7.Spanning Tree

Spanning tree is a loop avoidance protocol that allows a network to have multiple connections to points without creating problems.  When designing a hierarchical network, you need to take control of your spanning tree settings on your network.  The default settings will work, but most likely won’t be the most effective or efficient solution.  Best practices suggest the root of your spanning tree implementation should be in the core layer of the network.

If your network isn’t clearly tiered, the root switch should be at least the one closest to the Internet or the servers (whichever gets the most traffic).

8.Port Channel

Port channel is also known as Ether channel, NIC teaming, or link aggregation. Port channel bundles multiple network cables into a single link.  This process does two things for you.  First, it increases the speed of the link between two devices on the network.  If you channel two, 1Gbps ports together, you effectively have one, 2Gbps connection. Second, it provides redundancy.  This configuration doesn’t require all configured ports to be active.  So, if a port fails, or you have a bad cable, the connection doesn’t drop, you simply have a lower speed.  While this is a degraded state, it is still active and operational.


Today, wireless access is very popular because it alleviates costly wiring.  However, it is inherently very insecure.  Modern wireless has become more secure, but broadcasting your data through the air in every direction still has major security concerns.  The most secure way to implement a wireless solution is to allow Internet only access to wireless users.  This method would require employees to use a VPN to connect back into work if using wireless.  The employees are using an encrypted tunnel to transmit sensitive information.

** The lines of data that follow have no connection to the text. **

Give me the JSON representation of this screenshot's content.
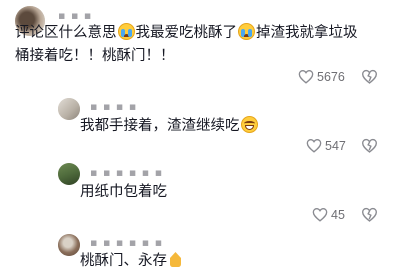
{
  "comments": [
    {
      "username": "▪ ▪ ▪",
      "text_parts": [
        "评论区什么意思",
        "我最爱吃桃酥了",
        "掉渣我就拿垃圾"
      ],
      "text_line2": "桶接着吃！！桃酥门！！",
      "likes": "5676",
      "emojis": [
        "loudly-crying-face",
        "loudly-crying-face"
      ]
    },
    {
      "username": "▪ ▪ ▪ ▪",
      "text": "我都手接着，渣渣继续吃",
      "likes": "547",
      "emojis": [
        "laughing-face"
      ]
    },
    {
      "username": "▪ ▪ ▪ ▪ ▪ ▪",
      "text": "用纸巾包着吃",
      "likes": "45",
      "emojis": []
    },
    {
      "username": "▪ ▪ ▪ ▪ ▪ ▪",
      "text": "桃酥门、永存",
      "emojis": [
        "folded-hands"
      ]
    }
  ],
  "colors": {
    "text": "#161823",
    "secondary": "#a3a3a8",
    "icon": "#8a8b91"
  }
}
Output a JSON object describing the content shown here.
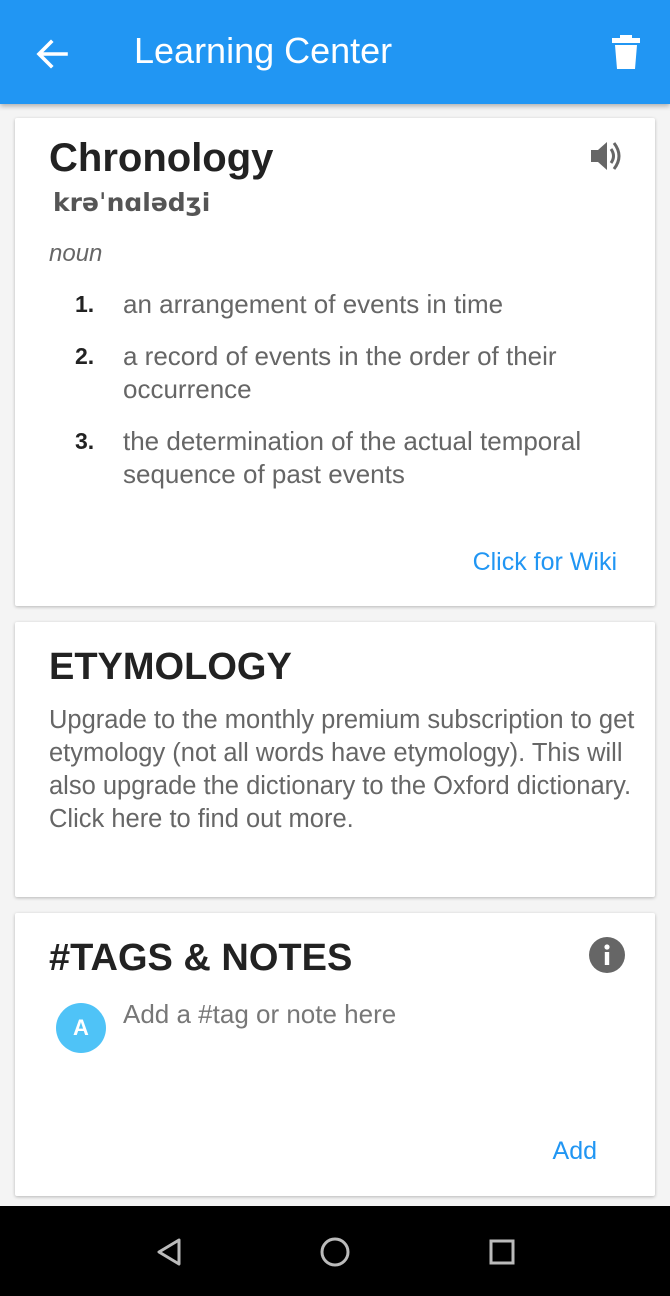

And remember that you are still responsible for the activity on the network.  It is vital to set up web filters and firewalls to make sure that your network isn’t being used for nefarious activities.

10.Port Security

Most small and medium business switches have a feature called port security.  This feature only allows a particular computer or multiple computers to use that port on the switch.  If the switch notices a violation, the switch can disable the port, shutting off network access.  While this feature is implemented in typically only very secure environments, it is still a good idea to consider.  This method isn’t always feasible for small businesses or organizations that have shared workspace.

11.Physical Security

Physical security doesn’t fall into the logical network design, but if you are fortunate enough to help design a workspace or office layout, it is very important.  Companies need to set physical security for all network hardware and mobile devices.  Only employees who need to access the hardware should have access to it.  Proximity cards, keyed locks, fingerprint readers, PIN pads, retina scanners are all examples of physical security technologies.  While the level of security and the amount of money available to secure the network will vary greatly, this is an area that needs attention.

Physical access to devices can give an intruder sensitive information about encryption schemes, network layout, IP addressing and even usernames and passwords.  All of these make a more advanced attack on your network much easier at a later date.

What are You Doing to Make it More Difficult for Hackers to Access Your Data?

Designing the network that works well for your company can be challenging. However, by following best practices and planning around security and efficiency, the design of the network can fall into place almost effortlessly.  Implementing any of these suggestions will add another layer of security to your network.

What are you doing to make it more difficult for hackers to access your data?

Joe Baker

Senior Network Engineer | AfidenceIT